If the first shuttle mission occurs between April and October of next year, the two men they will meet aboard the station at that time will be astronaut Bill McArthur and cosmonaut Valeri Tokarev. This pair would either be replaced by a three-person crew brought up on STS-121 in September, or by a separate two-person crew launched on the regularly-scheduled Soyuz replacement mission in October 2004.
To simplify training and preserve the option of augmenting or not, depending on schedules, the candidate astronaut probably will be a recently-trained space station veteran, such as Peggy Whitson, Don Pettit or Don Thomas, originally a member of a 2002 crew but replaced by Pettit.

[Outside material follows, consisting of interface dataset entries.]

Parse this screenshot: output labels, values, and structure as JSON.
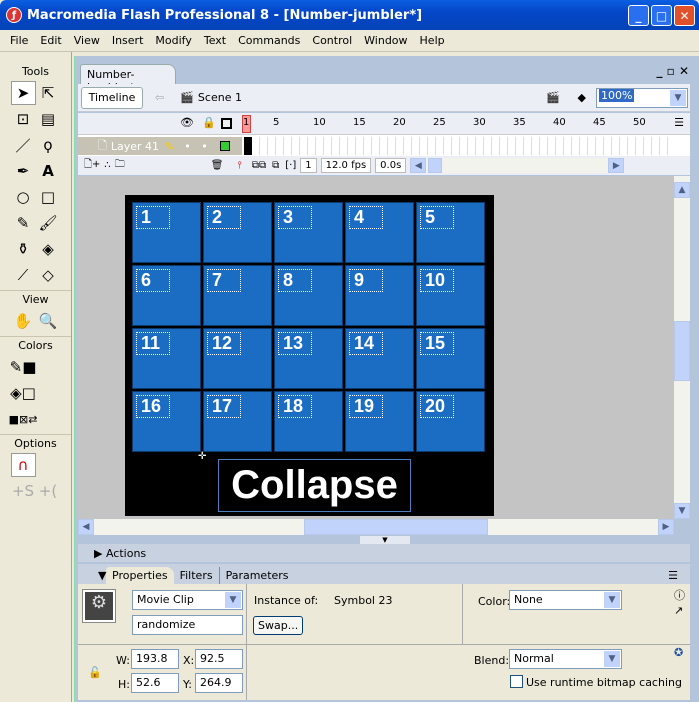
{
  "window": {
    "title": "Macromedia Flash Professional 8 - [Number-jumbler*]"
  },
  "menu": [
    "File",
    "Edit",
    "View",
    "Insert",
    "Modify",
    "Text",
    "Commands",
    "Control",
    "Window",
    "Help"
  ],
  "tools": {
    "title": "Tools",
    "view_title": "View",
    "colors_title": "Colors",
    "options_title": "Options"
  },
  "document": {
    "tab": "Number-jumbler*",
    "timeline_button": "Timeline",
    "scene": "Scene 1",
    "zoom": "100%"
  },
  "timeline": {
    "frame_numbers": [
      "1",
      "5",
      "10",
      "15",
      "20",
      "25",
      "30",
      "35",
      "40",
      "45",
      "50"
    ],
    "layer": "Layer 41",
    "current_frame": "1",
    "fps": "12.0 fps",
    "time": "0.0s"
  },
  "stage": {
    "tiles": [
      "1",
      "2",
      "3",
      "4",
      "5",
      "6",
      "7",
      "8",
      "9",
      "10",
      "11",
      "12",
      "13",
      "14",
      "15",
      "16",
      "17",
      "18",
      "19",
      "20"
    ],
    "button_text": "Collapse",
    "tile_color": "#1b6dc4"
  },
  "panels": {
    "actions": "Actions",
    "tabs": [
      "Properties",
      "Filters",
      "Parameters"
    ]
  },
  "properties": {
    "symbol_type": "Movie Clip",
    "instance_name": "randomize",
    "instance_of_label": "Instance of:",
    "instance_of": "Symbol 23",
    "swap": "Swap...",
    "color_label": "Color:",
    "color": "None",
    "blend_label": "Blend:",
    "blend": "Normal",
    "cache_label": "Use runtime bitmap caching",
    "w_label": "W:",
    "w": "193.8",
    "h_label": "H:",
    "h": "52.6",
    "x_label": "X:",
    "x": "92.5",
    "y_label": "Y:",
    "y": "264.9"
  }
}
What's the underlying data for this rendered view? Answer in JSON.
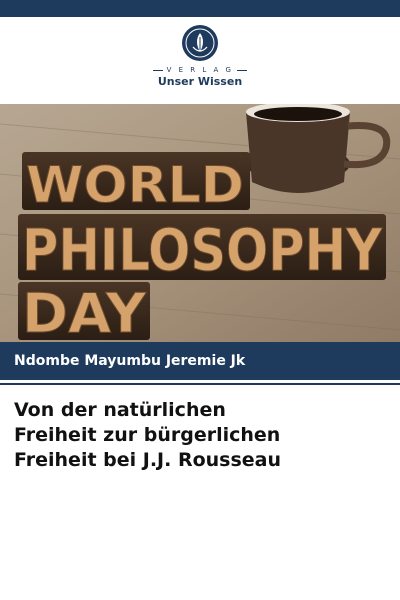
{
  "publisher": {
    "verlag_label": "V E R L A G",
    "imprint_name": "Unser Wissen"
  },
  "cover_image": {
    "words": [
      "WORLD",
      "PHILOSOPHY",
      "DAY"
    ]
  },
  "author": "Ndombe Mayumbu Jeremie Jk",
  "title_lines": [
    "Von der natürlichen",
    "Freiheit zur bürgerlichen",
    "Freiheit bei J.J. Rousseau"
  ],
  "colors": {
    "brand": "#1e3a5c",
    "title_text": "#111111"
  }
}
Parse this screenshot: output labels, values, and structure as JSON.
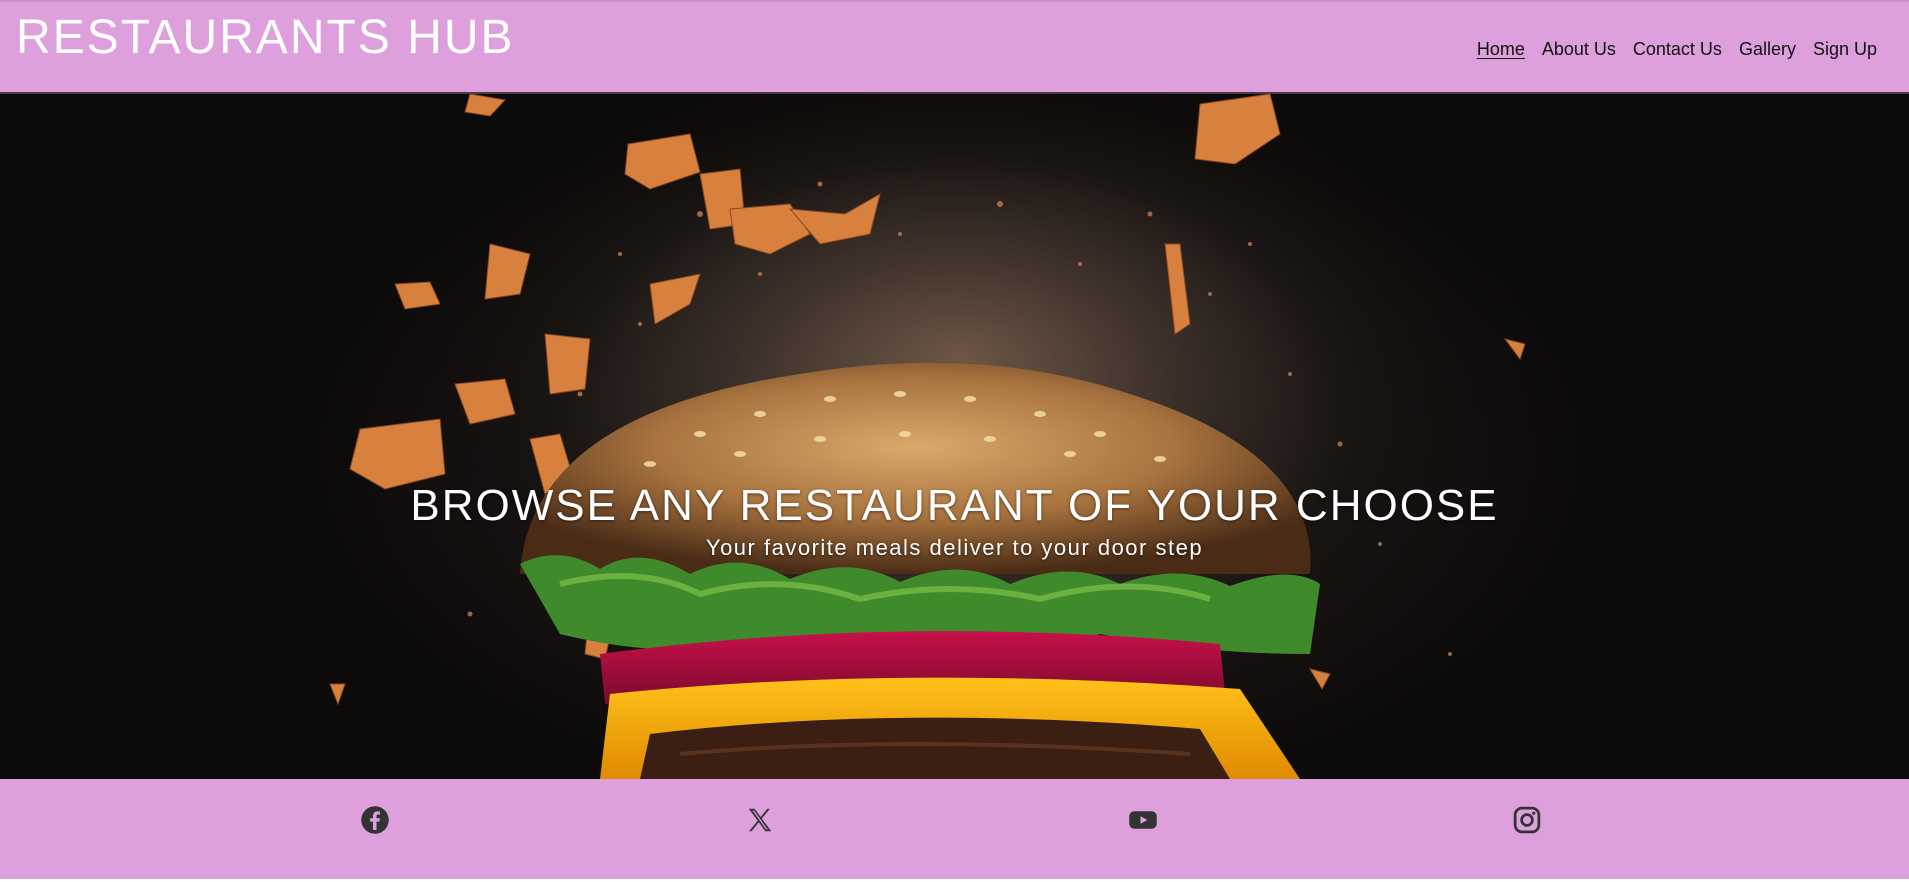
{
  "header": {
    "brand": "RESTAURANTS HUB",
    "nav": [
      {
        "label": "Home",
        "active": true
      },
      {
        "label": "About Us",
        "active": false
      },
      {
        "label": "Contact Us",
        "active": false
      },
      {
        "label": "Gallery",
        "active": false
      },
      {
        "label": "Sign Up",
        "active": false
      }
    ]
  },
  "hero": {
    "heading": "BROWSE ANY RESTAURANT OF YOUR CHOOSE",
    "subheading": "Your favorite meals deliver to your door step",
    "image": "burger-photo"
  },
  "footer": {
    "social": [
      {
        "icon": "facebook-icon"
      },
      {
        "icon": "x-twitter-icon"
      },
      {
        "icon": "youtube-icon"
      },
      {
        "icon": "instagram-icon"
      }
    ]
  },
  "colors": {
    "header_bg": "#dda0dd",
    "footer_bg": "#dda0dd",
    "brand_text": "#ffffff",
    "nav_text": "#111111",
    "icon_color": "#333333"
  }
}
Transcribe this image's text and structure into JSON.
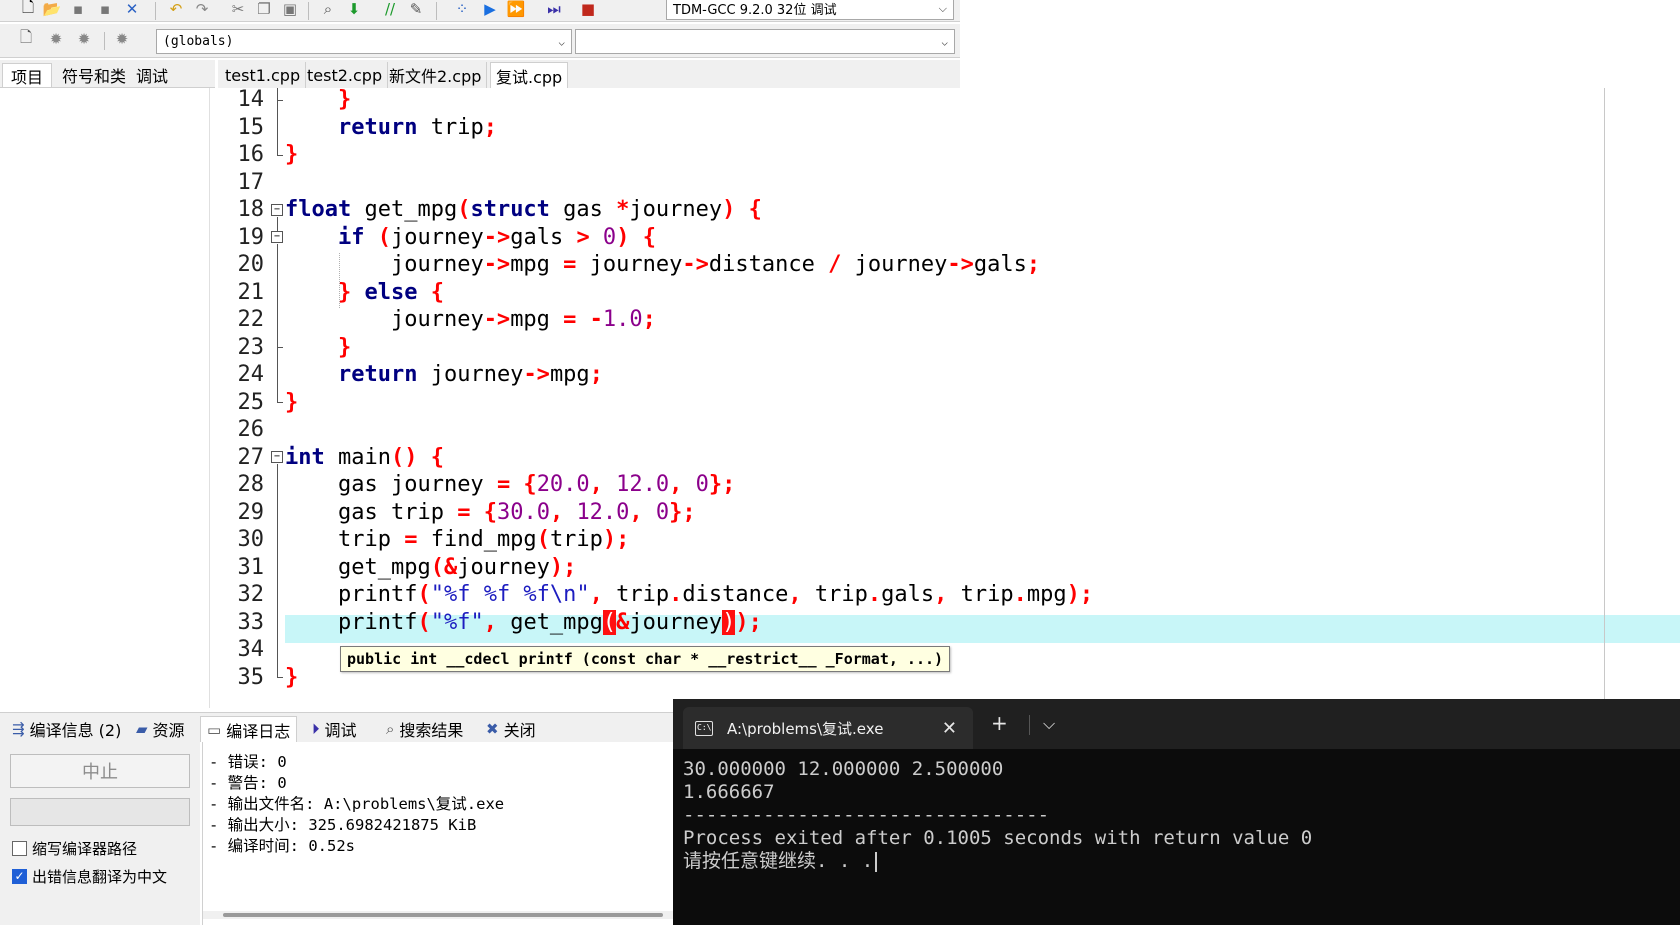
{
  "toolbar": {
    "compiler_select": "TDM-GCC 9.2.0 32位 调试",
    "scope_select": "(globals)",
    "member_select": ""
  },
  "left_tabs": [
    "项目",
    "符号和类",
    "调试"
  ],
  "file_tabs": [
    "test1.cpp",
    "test2.cpp",
    "新文件2.cpp",
    "复试.cpp"
  ],
  "editor": {
    "line_numbers": [
      "14",
      "15",
      "16",
      "17",
      "18",
      "19",
      "20",
      "21",
      "22",
      "23",
      "24",
      "25",
      "26",
      "27",
      "28",
      "29",
      "30",
      "31",
      "32",
      "33",
      "34",
      "35"
    ],
    "tooltip": "public int __cdecl printf (const char * __restrict__ _Format, ...)"
  },
  "code": {
    "l14": {
      "brace": "}"
    },
    "l15": {
      "kw": "return",
      "rest": " trip",
      "semi": ";"
    },
    "l16": {
      "brace": "}"
    },
    "l18": {
      "kw1": "float",
      "name": " get_mpg",
      "p1": "(",
      "kw2": "struct",
      "mid": " gas ",
      "star": "*",
      "arg": "journey",
      "p2": ")",
      "b": "{"
    },
    "l19": {
      "kw": "if",
      "p1": "(",
      "a": "journey",
      "arrow": "->",
      "b": "gals ",
      "gt": ">",
      "num": " 0",
      "p2": ")",
      "br": "{"
    },
    "l20": {
      "a": "journey",
      "ar1": "->",
      "b": "mpg ",
      "eq": "=",
      "c": " journey",
      "ar2": "->",
      "d": "distance ",
      "div": "/",
      "e": " journey",
      "ar3": "->",
      "f": "gals",
      "semi": ";"
    },
    "l21": {
      "b1": "}",
      "kw": "else",
      "b2": "{"
    },
    "l22": {
      "a": "journey",
      "ar": "->",
      "b": "mpg ",
      "eq": "=",
      "neg": " -",
      "num": "1.0",
      "semi": ";"
    },
    "l23": {
      "brace": "}"
    },
    "l24": {
      "kw": "return",
      "a": " journey",
      "ar": "->",
      "b": "mpg",
      "semi": ";"
    },
    "l25": {
      "brace": "}"
    },
    "l27": {
      "kw": "int",
      "name": " main",
      "p": "()",
      "b": "{"
    },
    "l28": {
      "a": "gas journey ",
      "eq": "=",
      "lb": " {",
      "n1": "20.0",
      "c1": ", ",
      "n2": "12.0",
      "c2": ", ",
      "n3": "0",
      "rb": "};"
    },
    "l29": {
      "a": "gas trip ",
      "eq": "=",
      "lb": " {",
      "n1": "30.0",
      "c1": ", ",
      "n2": "12.0",
      "c2": ", ",
      "n3": "0",
      "rb": "};"
    },
    "l30": {
      "a": "trip ",
      "eq": "=",
      "b": " find_mpg",
      "p1": "(",
      "c": "trip",
      "p2": ");"
    },
    "l31": {
      "a": "get_mpg",
      "p1": "(",
      "amp": "&",
      "b": "journey",
      "p2": ");"
    },
    "l32": {
      "a": "printf",
      "p1": "(",
      "s": "\"%f %f %f\\n\"",
      "c1": ",",
      "b": " trip",
      "d1": ".",
      "c": "distance",
      "c2": ",",
      "d": " trip",
      "d2": ".",
      "e": "gals",
      "c3": ",",
      "f": " trip",
      "d3": ".",
      "g": "mpg",
      "p2": ");"
    },
    "l33": {
      "a": "printf",
      "p1": "(",
      "s": "\"%f\"",
      "c1": ",",
      "b": " get_mpg",
      "p2": "(",
      "amp": "&",
      "c": "journey",
      "p3": ")",
      "end": ");"
    },
    "l35": {
      "brace": "}"
    }
  },
  "bottom_tabs": [
    "编译信息 (2)",
    "资源",
    "编译日志",
    "调试",
    "搜索结果",
    "关闭"
  ],
  "bottom_panel": {
    "stop_button": "中止",
    "check1": "缩写编译器路径",
    "check1_checked": false,
    "check2": "出错信息翻译为中文",
    "check2_checked": true
  },
  "compile_log": [
    "- 错误: 0",
    "- 警告: 0",
    "- 输出文件名: A:\\problems\\复试.exe",
    "- 输出大小: 325.6982421875 KiB",
    "- 编译时间: 0.52s"
  ],
  "terminal": {
    "title": "A:\\problems\\复试.exe",
    "lines": [
      "30.000000 12.000000 2.500000",
      "1.666667",
      "--------------------------------",
      "Process exited after 0.1005 seconds with return value 0",
      "请按任意键继续. . ."
    ]
  },
  "colors": {
    "keyword": "#000080",
    "symbol": "#ff0000",
    "number": "#8b008b",
    "string": "#1d1dc0",
    "current_line": "#c8f6f8",
    "brace_match": "#ff1010",
    "terminal_bg": "#0c0c0c"
  }
}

A four-person core crew for the new STS-121 missions needs to be assigned shortly. A half dozen veteran commanders and pilots are available, along with mission specialist astronauts already deeply involved with development of the tile repair tool kit. The sentimental favorite among them has to be Anna Fisher, a member of the original shuttle class of 1978 who flew in 1984 and then took an extended leave of absence before returning to flight status three years ago. She helped spearhead the original tile repair tests back in 1980 and is now back on the same project.
James Halsell, the astronaut who is coordinating the return-to-flight activity, discussed the idea of a “symbolic crewman” for STS-114 with MSNBC.com. “I sometimes think they picked me for this job because I’m scheduled to command a downstream mission so I’m motivated to get it right,” he said. Referring to the suggestion to send O’Keefe up on the mission, he joked, “It would work times ten if we sent him.”